The included LED light didn’t see much use, either, really. Filming outdoors, even in the current relatively dim weather, it’s bright enough that it’s not been needed. I did do some quick indoor tests and it’s not going to light up a big subject in front of you, but as a fill light when filming vlogs with the selfie camera in the evening or at night? Sure, it can work quite well – of course, this will depend on how good your phone’s selfie camera is, too!
There are a few tracking features I was not able to test, either, such as gesture control, slow motion tracking and the live tracking features. The latter keeps the gimbal pointed at you when having video chat calls, as demonstrated in the launch video at the top of this post. Timelapse, moving hyperlapse, 360-degree panorama, and Dolly Zoom were also difficult to test due to time and weather constraints.
As the weather seems to be starting to perk up here, I’ll check out some of these features in the coming weeks and will update this review as necessary.
Thoughts and conclusions
While there are a plethora of smartphone gimbals already in the market these days, Insta360’s entry into this world is very impressive. It folds up nice and compact when you need it to and because of the removable magnetic phone bracket, it actually fits into your pocket, too. With the bracket attached to your phone, it takes up very little extra room in your pocket but always leaves your phone and gimbal ready to go at a moment’s notice.
The app, particularly the tracking features, works extremely well, giving you a lot of control over how you want your footage or photos to look. You can start and stop recording or shoot a photo right from the gimbal over Bluetooth to the app. And even when not using the app at all and just using your regular camera app, switching between the different F, PF, etc. modes and toggling Lock mode by holding down the trigger was very easy. So, while the app offers great features and works well, it’s not always essential. It probably is if you want object tracking, though.
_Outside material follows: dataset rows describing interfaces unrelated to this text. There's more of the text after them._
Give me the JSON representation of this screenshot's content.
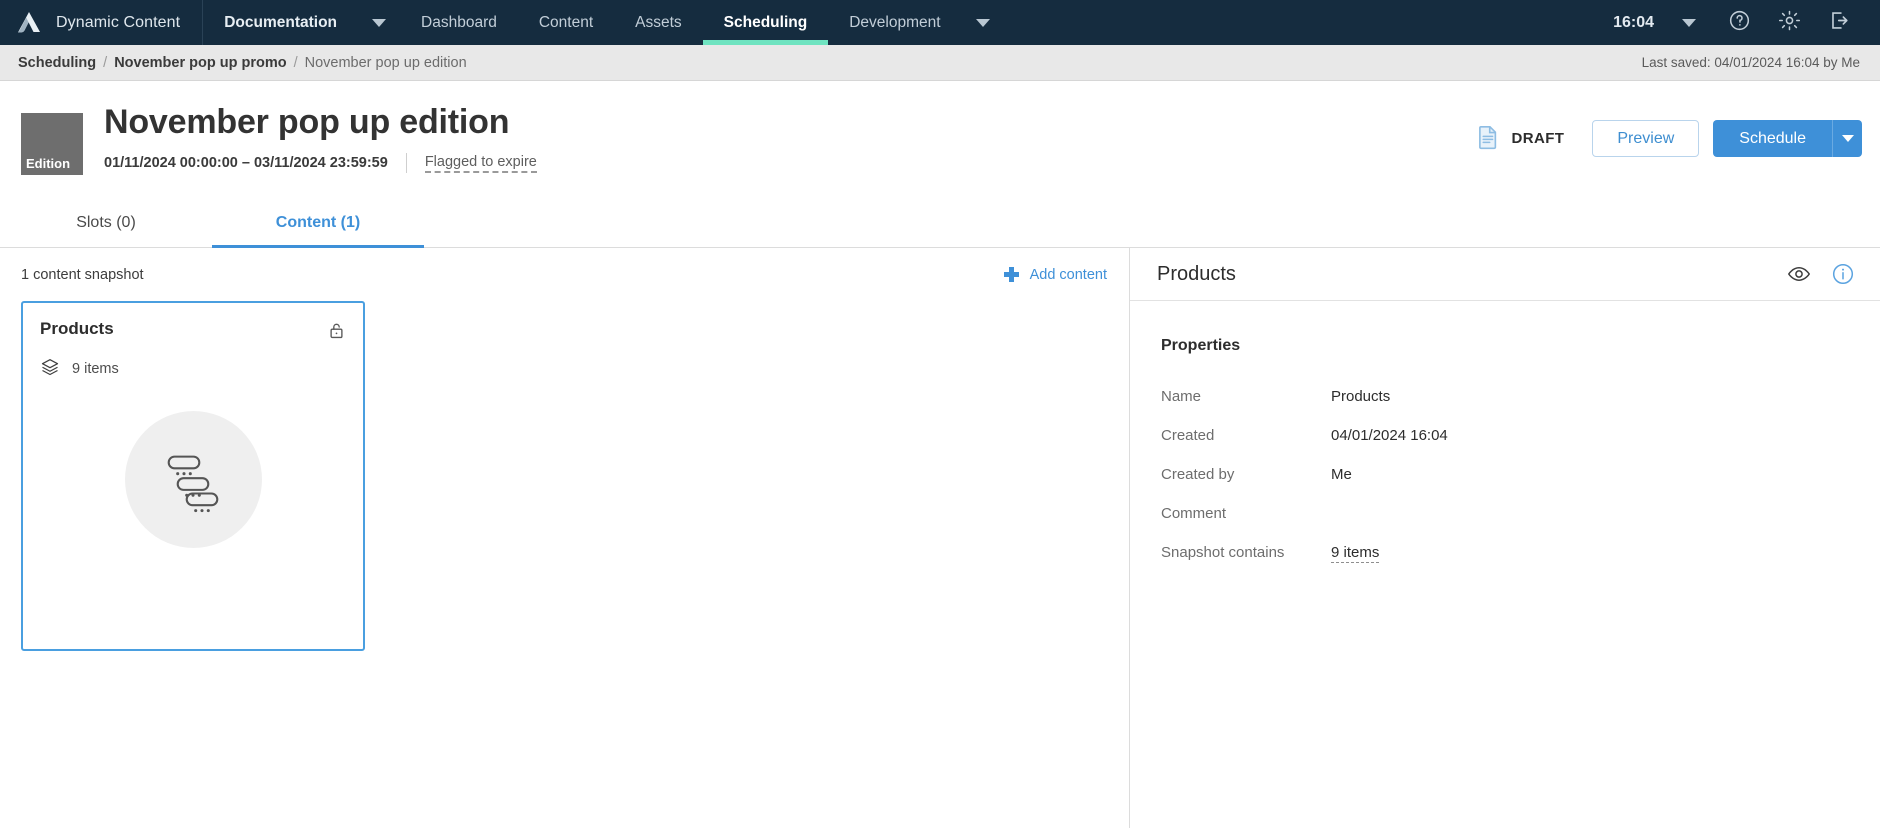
{
  "topnav": {
    "logo_icon": "amplience-logo-icon",
    "brand": "Dynamic Content",
    "items": [
      {
        "label": "Documentation",
        "icon": "",
        "bold": true,
        "active": false,
        "has_caret": true
      },
      {
        "label": "Dashboard",
        "bold": false,
        "active": false,
        "has_caret": false
      },
      {
        "label": "Content",
        "bold": false,
        "active": false,
        "has_caret": false
      },
      {
        "label": "Assets",
        "bold": false,
        "active": false,
        "has_caret": false
      },
      {
        "label": "Scheduling",
        "bold": false,
        "active": true,
        "has_caret": false
      },
      {
        "label": "Development",
        "bold": false,
        "active": false,
        "has_caret": true
      }
    ],
    "clock": "16:04",
    "clock_caret_icon": "chevron-down-icon",
    "help_icon": "help-circle-icon",
    "settings_icon": "gear-icon",
    "logout_icon": "logout-icon",
    "active_underline_color": "#6fe3c0",
    "background_color": "#152c3f"
  },
  "breadcrumb": {
    "items": [
      "Scheduling",
      "November pop up promo",
      "November pop up edition"
    ],
    "separator": "/",
    "last_saved": "Last saved: 04/01/2024 16:04 by Me"
  },
  "title_area": {
    "badge_label": "Edition",
    "badge_color": "#6e6e6e",
    "title": "November pop up edition",
    "date_range": "01/11/2024 00:00:00 – 03/11/2024 23:59:59",
    "flagged_label": "Flagged to expire",
    "status_icon": "document-draft-icon",
    "status_label": "DRAFT",
    "preview_label": "Preview",
    "schedule_label": "Schedule",
    "schedule_caret_icon": "chevron-down-icon",
    "primary_color": "#3e90d8"
  },
  "tabs": [
    {
      "label": "Slots (0)",
      "active": false
    },
    {
      "label": "Content (1)",
      "active": true
    }
  ],
  "left_pane": {
    "snapshot_count": "1 content snapshot",
    "add_content_label": "Add content",
    "add_icon": "plus-icon",
    "card": {
      "title": "Products",
      "lock_icon": "unlocked-padlock-icon",
      "items_icon": "layers-icon",
      "items_label": "9 items",
      "thumb_icon": "content-slots-placeholder-icon"
    }
  },
  "right_pane": {
    "title": "Products",
    "eye_icon": "eye-icon",
    "info_icon": "info-circle-icon",
    "properties_title": "Properties",
    "properties": [
      {
        "label": "Name",
        "value": "Products",
        "dashed": false
      },
      {
        "label": "Created",
        "value": "04/01/2024 16:04",
        "dashed": false
      },
      {
        "label": "Created by",
        "value": "Me",
        "dashed": false
      },
      {
        "label": "Comment",
        "value": "",
        "dashed": false
      },
      {
        "label": "Snapshot contains",
        "value": "9 items",
        "dashed": true
      }
    ]
  }
}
I feel that the Insta360 Flow is geared more towards the travel and social media aspects of filming on a gimbal. Whether you’re documenting what’s happening in front of you or talking to the selfie camera, it performs admirably. It’s a bit of a break from the company’s usual “action” perspective. It would be nice to see if Insta360 releases a more traditional style 3-axis gimbal that’s better geared towards shooting action with your smartphone in the future. And perhaps something wearable?
For social media and general use, the Insta360 Flow works great. And if Insta360’s history is anything to go by, we’ll probably be seeing some new features being added to the app through firmware updates and new smartphone app versions in the coming weeks and months. Even without whatever new features Insta360 may be planning to introduce in the future, though, it’s already rather good.
The Insta360 Flow gimbal is available to buy now for $159.99 in either Summit White or Stone Grey colours and has already begun shipping.